Amongst all the madness of moving to Belgium over the past few days, I got to chat with Pete Cashmore of Mashable fame about how he uses Twitter. Mashable.com is the world’s largest blog focused exclusively on Web 2.0 and Social Networking news, and is a goldmine for anybody interested in what’s happening on the web.
When I first joined Twitter I didn’t really understand its full power and abandoned it for months. It was only until I started using it regularly again that I realised its potential and got the most out of it, connecting with people like yourself, Gary Vaynerchuk and Guy Kawasaki. Did you have a similar sort of experience?
It took me awhile to get into a rhythm, yes. For a long time, we simply posted links to Mashable articles. Now, I see it as more of a social media news feed – sharing articles, tidbits, pictures and videos on social media from around the web. Essentially, I see our feed as an aggregator for everything relating to social media.
5 years is a long time on the web. If Twitter reaches its fullest potential – becoming a messaging platform akin to IM and email – then we could indeed be tweeting in 5 years.
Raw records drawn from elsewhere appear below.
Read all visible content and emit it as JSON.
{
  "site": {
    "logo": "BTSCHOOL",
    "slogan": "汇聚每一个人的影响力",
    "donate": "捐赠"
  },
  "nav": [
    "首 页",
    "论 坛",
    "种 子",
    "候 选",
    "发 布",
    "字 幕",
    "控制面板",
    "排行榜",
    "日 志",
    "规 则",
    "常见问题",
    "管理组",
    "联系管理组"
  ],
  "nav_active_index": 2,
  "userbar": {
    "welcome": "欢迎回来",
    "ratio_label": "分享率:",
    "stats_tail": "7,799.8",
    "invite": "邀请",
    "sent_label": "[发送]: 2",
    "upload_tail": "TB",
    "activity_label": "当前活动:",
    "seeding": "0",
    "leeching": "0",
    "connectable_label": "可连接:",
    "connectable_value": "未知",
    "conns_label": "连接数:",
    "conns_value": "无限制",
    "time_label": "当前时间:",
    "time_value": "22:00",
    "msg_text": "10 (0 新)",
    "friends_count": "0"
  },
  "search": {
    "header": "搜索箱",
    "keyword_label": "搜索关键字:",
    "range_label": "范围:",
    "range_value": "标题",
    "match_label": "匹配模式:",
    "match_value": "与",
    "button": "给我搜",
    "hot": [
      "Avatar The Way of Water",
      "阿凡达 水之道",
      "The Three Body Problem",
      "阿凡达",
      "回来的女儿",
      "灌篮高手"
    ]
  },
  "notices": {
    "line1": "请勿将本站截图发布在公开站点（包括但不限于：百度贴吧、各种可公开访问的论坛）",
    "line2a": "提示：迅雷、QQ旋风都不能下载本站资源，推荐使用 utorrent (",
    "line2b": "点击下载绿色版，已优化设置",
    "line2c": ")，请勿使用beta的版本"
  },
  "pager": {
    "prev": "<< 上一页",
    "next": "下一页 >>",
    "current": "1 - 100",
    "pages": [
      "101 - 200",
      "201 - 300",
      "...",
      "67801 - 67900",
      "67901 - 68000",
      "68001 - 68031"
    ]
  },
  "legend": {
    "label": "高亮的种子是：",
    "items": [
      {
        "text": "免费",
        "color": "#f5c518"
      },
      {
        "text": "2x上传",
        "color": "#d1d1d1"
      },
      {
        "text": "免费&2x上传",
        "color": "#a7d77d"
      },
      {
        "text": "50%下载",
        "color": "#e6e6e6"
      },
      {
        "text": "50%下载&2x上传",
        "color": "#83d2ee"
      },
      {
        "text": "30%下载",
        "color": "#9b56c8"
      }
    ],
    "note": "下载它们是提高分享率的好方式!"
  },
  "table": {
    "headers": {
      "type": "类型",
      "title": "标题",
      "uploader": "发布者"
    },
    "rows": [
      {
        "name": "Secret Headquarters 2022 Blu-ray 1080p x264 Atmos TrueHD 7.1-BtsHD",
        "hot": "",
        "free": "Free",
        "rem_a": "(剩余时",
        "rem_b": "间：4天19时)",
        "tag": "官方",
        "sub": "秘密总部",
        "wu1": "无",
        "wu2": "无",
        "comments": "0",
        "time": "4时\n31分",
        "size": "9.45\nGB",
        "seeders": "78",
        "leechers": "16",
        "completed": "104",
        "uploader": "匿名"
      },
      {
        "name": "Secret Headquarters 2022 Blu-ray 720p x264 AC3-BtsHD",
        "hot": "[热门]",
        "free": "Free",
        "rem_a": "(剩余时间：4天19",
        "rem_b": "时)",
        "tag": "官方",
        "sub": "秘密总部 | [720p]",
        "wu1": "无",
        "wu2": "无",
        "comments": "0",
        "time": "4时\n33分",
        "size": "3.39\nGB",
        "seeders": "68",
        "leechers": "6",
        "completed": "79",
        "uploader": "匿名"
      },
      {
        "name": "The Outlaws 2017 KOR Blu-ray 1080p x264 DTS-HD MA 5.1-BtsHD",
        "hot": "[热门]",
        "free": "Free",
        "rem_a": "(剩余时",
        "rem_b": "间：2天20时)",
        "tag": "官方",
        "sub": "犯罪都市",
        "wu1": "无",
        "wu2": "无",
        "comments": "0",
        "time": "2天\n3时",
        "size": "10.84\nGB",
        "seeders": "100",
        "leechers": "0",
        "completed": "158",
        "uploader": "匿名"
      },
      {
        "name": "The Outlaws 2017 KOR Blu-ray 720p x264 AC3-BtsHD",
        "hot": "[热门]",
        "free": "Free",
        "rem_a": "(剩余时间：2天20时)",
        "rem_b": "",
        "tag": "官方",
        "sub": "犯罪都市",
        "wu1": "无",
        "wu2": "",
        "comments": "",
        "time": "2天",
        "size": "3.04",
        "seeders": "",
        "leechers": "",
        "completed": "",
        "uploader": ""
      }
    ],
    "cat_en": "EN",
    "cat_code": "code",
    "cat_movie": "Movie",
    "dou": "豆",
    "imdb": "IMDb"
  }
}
But there are so many unknowns in that equation that I’d be hesitant to give a definitive “yes”.
That depends entirely on the brand. There are trustworthy brands and untrustworthy ones; brands that seek to serve their customers and those that seek to exploit them. Social media brings a new level of transparency to our conversations with brands – that, I think, will help the sincere, authentic and genuine brands rise to the top.
Actually, we discovered Jennifer Van Grove (@jbruin) through her Twitter account. She’s now one of Mashable’s lead writers.
I’m not a big fan of talking about myself. I’d rather talk about issues, and get behind a cause – like social media. A “Mashable” branded account lets me focus on that and keep the personal stuff to a minimum.
No doubt our reputation helped a great deal, but I also feel that Twitter has brought the Mashable brand to new readers who wouldn’t necessarily call themselves tech geeks: people interested in media, marketing, communication and branding.
Yup. I seem to recall it was something fairly mundane, like confirming a meeting. Even so, you get a moment of panic when you realize that your supposedly private message just got blasted to tens of thousands of people…you can’t take it back again.
Twitter is both a blessing and a curse to bloggers. It has dramatically increased the speed with which news travels, but it also makes our job – filtering through that information – a greater challenge. It creates more signal, but also more noise. It spurns conversations around blogs, but makes those conversations more widely dispersed. Most of all, it provides immediate feedback on our content in a way that wasn’t possible before.
Pete, that was brilliant. I owe you a pint or two. It’s fantastic to get an insight into Mashable’s use of Twitter. Thanks!
I’ve interviewed a whole host of other Internet gurus over the past few weeks including Guy Kawasaki, Tim O’Reilly, ProBlogger, Smashing Magazine and Chris Coyier so don’t forget to check them out.
Be sure and follow me at @paddydonnelly if you want to find out first about more exciting Twitter interviews :)